American Bully: Social media

Is social media hurting the American bully breed?


I used to believe that social media was a huge benefit to the American bully breed. Now, I’m not so sure. I belong to two maybe three groups on Facebook that the whole member base is solely American Bully owners. I’m certain there are 10, 20, even 30 more groups dedicated to this breed as well. I’m hesitant to say the members are breeders or lovers of the breed because it’s clear that 80% of members are not breeders and do not love the breed. This article is hoping to shed some light on how my thoughts about social media turned from positive to negative.

Up to about a year ago, I believed that social media was great for the American Bully breed. My reasoning is because with so many eyes daily on the breed the popularity and understanding of the breed would spread fast. Social media makes it possible to link up with people you’ve never even heard of before and work with them because they have a great stud or female. It makes the news of who won what show almost instant. The live streams of the events make it so that almost anyone can sit, watch and enjoy the show without having to attend. Social media makes it possible for you to see pictures or videos of dogs that you only previously only heard about. Lastly, social media does just that, it combines people from across the world onto one platform to be social and be a community. Though, I rarely see any of those things being practiced

Now, let’s talk about the bad. I’m typically a very optimistic person and I never harp on the negative, but like Zig Ziglar once said, “the first step in solving a problem is to recognize it does exist.” This is me saying now the American Bully breed and its community has a huge problem. Every single day, maybe multiple times a day on one of the groups I’m in someone is advertising their dog or “stud” is open for stud and people advertising that they’re looking for a stud for their female. I’m not one to get bent out of shape over simple marketing tactics that the community uses. You know the “lock-in my stud before he closes or the stud his fee going up,” or “my dog is 2x, 3x, 6x, a certain dog.” The one that always makes me laugh is when someone says that they have a direct great-grandson or daughter off Dax or some other famous dog.
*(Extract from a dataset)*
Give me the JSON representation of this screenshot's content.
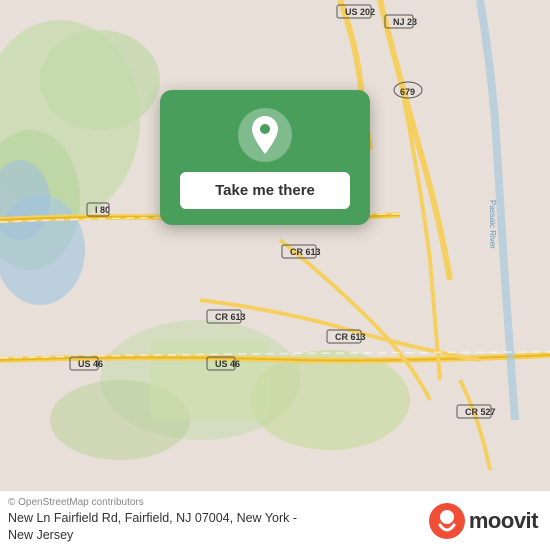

Anyone I see using these marketing tactics I hope you know I put you in the category of HYPE breeder. Those of you that hit the boards looking for a random stud or female to jump out at you. Those of you who call a breeding “fire” without even understanding what the dogs being breed together are bringing to the table. Those of you who claim a single dog in the pedigree 2,3 or 4 generations back like there isn’t other dog’s genetics available. Seriously, think about it, when you breed two dogs together, 4 generations back equals to 28 dogs! I sometimes wonder if that thought even crosses their minds. All of you are hyped, fake breeders. If it’s one thing that social media and these American Bully groups have taught me is common sense is the least common of the senses.

Now that I’ve blown off some steam a bit lets get back to why Social media is generally bad. It is a mathematical rule that adding two negatives together equals a positive but not when you put two unethical fake breeders together. That an exception to that rule. Social media makes to easy for one unethical fake breeder with a female to find another unethical fake breeder with a male. What makes someone unethical? How about breeding a female on her first heat before she’s mature? How about someone who breeds their male before a year old? I know someone personally that’s done this, and I’ll tell you now I’ve lost all respect for them. I once told a fake breeder I was mentoring (before I figured out his character) to not breed a certain dog because the dog obviously had hip dysplasia. It was so bad in fact that when I have seen him walking the dog the dog basically pulled itself with his forelegs while dragging its hindlegs. This person asked what my advice was, I said to quickly get the dog to a vet, fix him, and possibly get the dogs some wheels if not put it down. Low and behold not two weeks later I see the guy is breeding the dog. Not only did the fake breeder not take my advice on fixing the dog they decided to spread his genetics into the American Bully gene pool. Goes without saying I will never associate myself with that person again.

The fact of It is the only posts I almost ever see anymore are posts of people who own female dogs posting that they’re looking for their next stud or their first stud. People with dogs that haven’t been evaluated in the ring, calming a singular dog in the last couple of generations looking to breed their dog. They have no idea that the dog lacks breed type, lacks structure, lacks everything yet they still want to breed him or her. It doesn’t matter if the dog not only lacks the type and structure but has genetic health problems to pass to the next generations.   So I’ll state again the American Bully breed has a problem and it is with fake breeders. Don’t get me wrong there are a lot of things I find disconcerting but that’s what these articles about so ill stay on topic.

I’m not here to tell everyone what to do or how to think. I’m not here to bust anyone out and call them an unethical breeder. If you thought to yourself while reading this “damn I do that” then I’ve got some news for you. You may be a fake unethical breeder now, but you don’t always have to be. This isn’t one of those games that you pick your character and you can never change it. There are no black and white but huge fields of grey. What I’m here to do is raise awareness that 80% if not more of the people in this community are FAKE UNETHICAL BREEDERS. We do have a problem; will it always be a problem? I don’t know but I don’t foresee myself changing my stance on this anytime soon.